By Marcia Hall
When most parents hear the word “Holidays”, “Christmas” or “Hanukkah” there is a feeling of joy and excitement mixed with a bit of anxiety and possibly even panic. Everything around, from store fronts to advertisements, says that this time of year is supposed to be fun, peaceful and all about family, but rarely do parents feel that way. It is possible, however, to make it to the end of the season with some joy and peace left intact.
Limit Commitments – Yes, there are some things you cannot say “no” to. However, there are plenty of activities that you can take a pass on. Make a list of all the people you want to see and parties or events that you went to last year or know that you have to go to this year. Put a star next to the ones you feel like you “have” to go to. Highlight those you are really excited about going to. Then take a look again at those on the list that you put a star next too. Ask yourself what would really happen if you did not attend that event or see that person before Christmas. The reality is that people tend to go to events around this time of year simply because they think they are obligated to attend. But in order to make the holiday season more enjoyable for you and your family, some things might have to go.
Perhaps there are some people you could make plans to get together with after the hurriedness of the holidays has passed. If there are people on your list that you just can’t seem to fit into the schedule right now, give them a call and make plans to get together after the New Year, or at least after Christmas.
Enjoy the simple things – Parents often want their family to have a flawless and seamless holiday experience. You frantically search for the perfect gifts, decorate the house with millions of lights and adornments, and sacrifice to get your child to every possible fun occasion you can. However, your children seem to not even notice or appreciate all your hard work. These activities are not always the things that create lasting memories for your children.
Talk to your children if they are old enough. Ask them what really matters to them during the season. If they are not old enough, think back to your own childhood. What made those memories special for you? Was it that they were picture-perfect, or was it that you spent them with the people that you loved? Try to pick a few simple things and focus on doing those. Reject the pressure you feel to do everything to make the season picture-perfect.
Remember your childhood celebrations with accuracy – Often times the reason that parents push themselves to “do it all” during the holidays is that they remember all the things that they did when they were kids. Try to look back at your childhood with more detail about the events that meant so much to you. Did you love going out to see the Christmas lights? Do you remember it being amazing? Do you also remember freezing and complaining the whole time?

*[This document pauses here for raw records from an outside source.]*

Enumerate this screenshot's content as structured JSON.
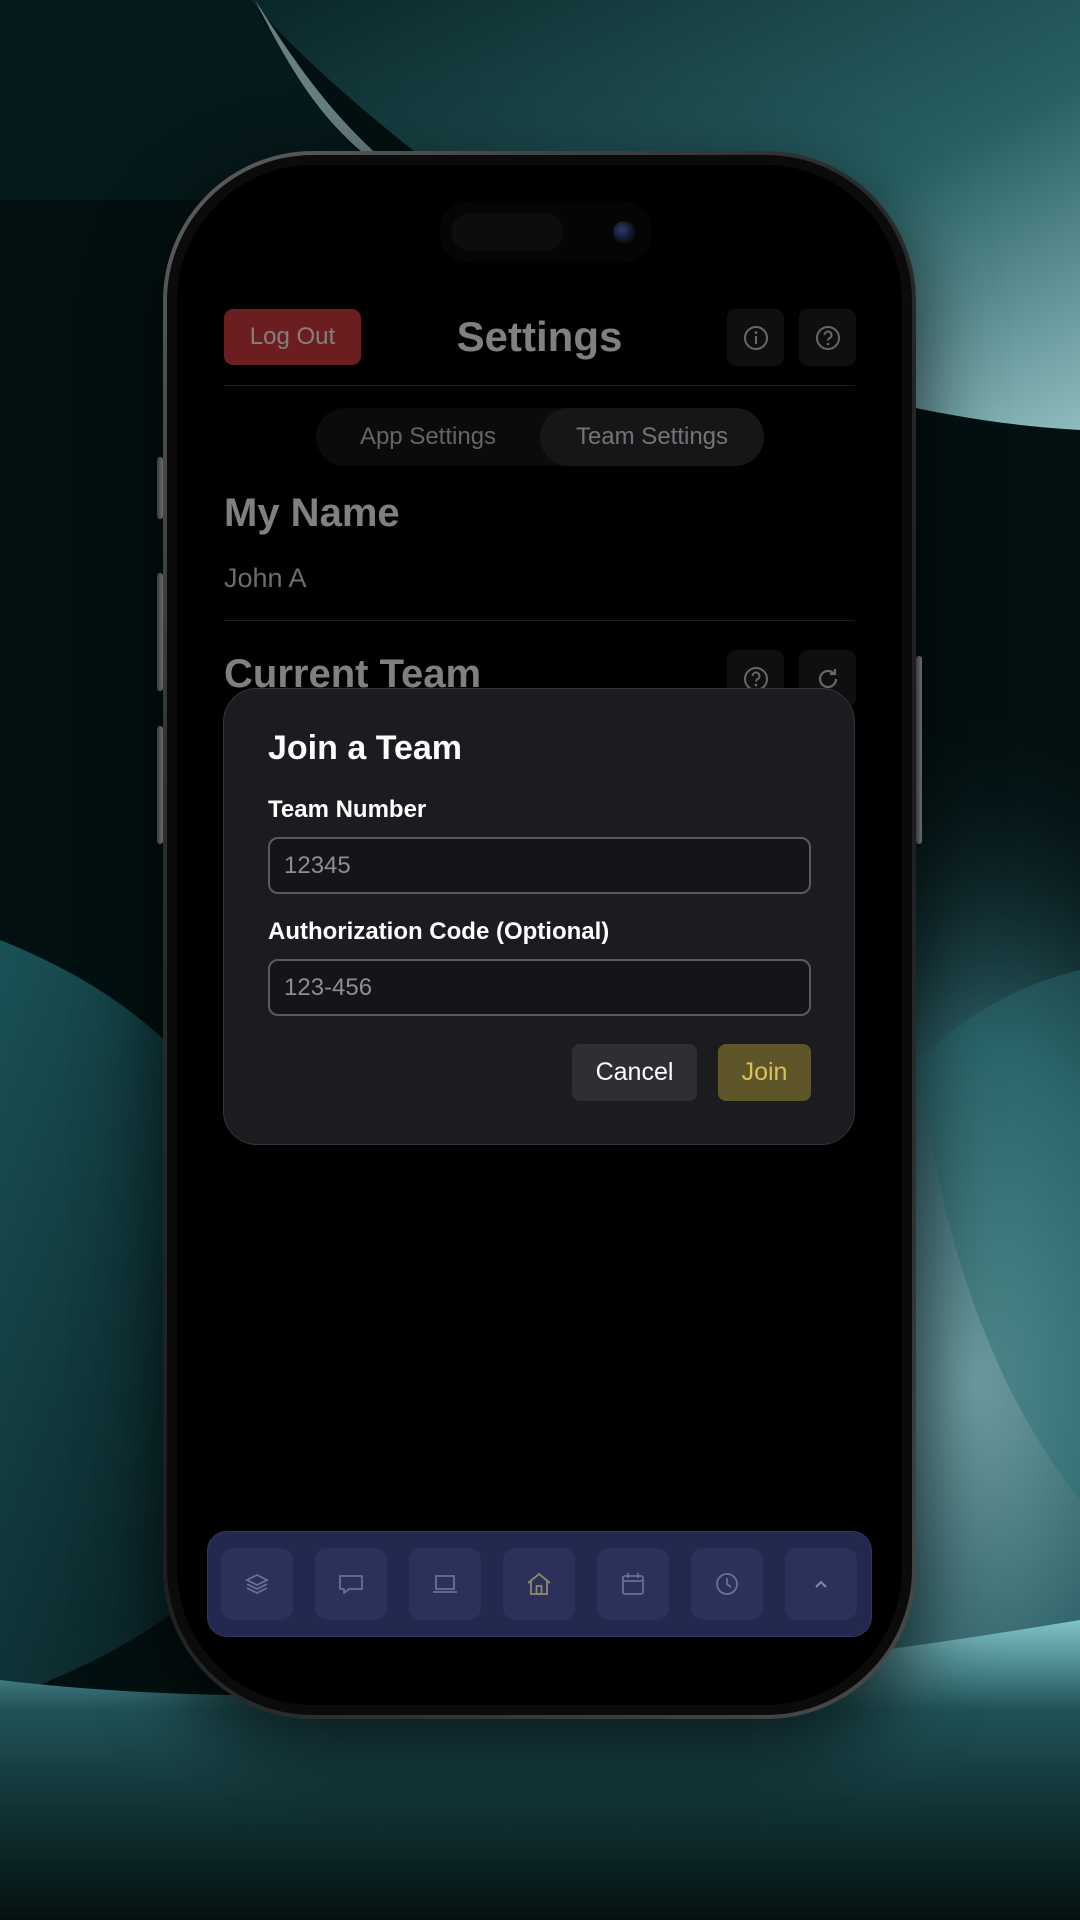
{
  "header": {
    "logout_label": "Log Out",
    "title": "Settings",
    "info_icon": "info-icon",
    "help_icon": "help-icon"
  },
  "tabs": {
    "items": [
      {
        "label": "App Settings",
        "active": false
      },
      {
        "label": "Team Settings",
        "active": true
      }
    ]
  },
  "profile": {
    "heading": "My Name",
    "name": "John A"
  },
  "team": {
    "heading": "Current Team",
    "help_icon": "help-icon",
    "refresh_icon": "refresh-icon"
  },
  "modal": {
    "title": "Join a Team",
    "team_number": {
      "label": "Team Number",
      "placeholder": "12345",
      "value": ""
    },
    "auth_code": {
      "label": "Authorization Code (Optional)",
      "placeholder": "123-456",
      "value": ""
    },
    "cancel_label": "Cancel",
    "join_label": "Join"
  },
  "tabbar": {
    "items": [
      {
        "icon": "layers-icon"
      },
      {
        "icon": "chat-icon"
      },
      {
        "icon": "laptop-icon"
      },
      {
        "icon": "home-icon"
      },
      {
        "icon": "calendar-icon"
      },
      {
        "icon": "clock-icon"
      },
      {
        "icon": "chevron-up-icon"
      }
    ]
  },
  "colors": {
    "logout": "#d73a40",
    "join_text": "#d8c35a",
    "join_bg": "#5e5528",
    "tabbar": "#2a2f5c",
    "modal_bg": "#1b1c20"
  }
}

When parents plan these events for their families, remembering only the great things about their own childhood experiences, there is an expectation that their kids will understand the meaning behind the tradition, have a great time, and say only nice things to each other. This is something out of a movie that is often not reality. Set your expectations according to the understanding that even though you look back at your childhood holiday traditions with love now, in the moment you probably complained (almost) as much as your children currently are. Then, when your children complain that they are too cold and want to go home, it does not hurt your feelings or cause you stress. You know that you now look back at those times with fond memories, and you can have faith that someday they will too.
Look at the holiday through your child’s eyes – It is so easy in the hustle and bustle of getting everything done to forget what it is like to be a child during this season. Whatever holiday your family celebrates during this season, your child will look at it with great anticipation and delight. No matter how many toys your child says that she wants, remember that what she wants most is more time with you.
With a few small adjustments to your outlook, you can not only make it through the season, but do so with joy, finding yourself refreshed on January 1st instead of exhausted and in need of a vacation.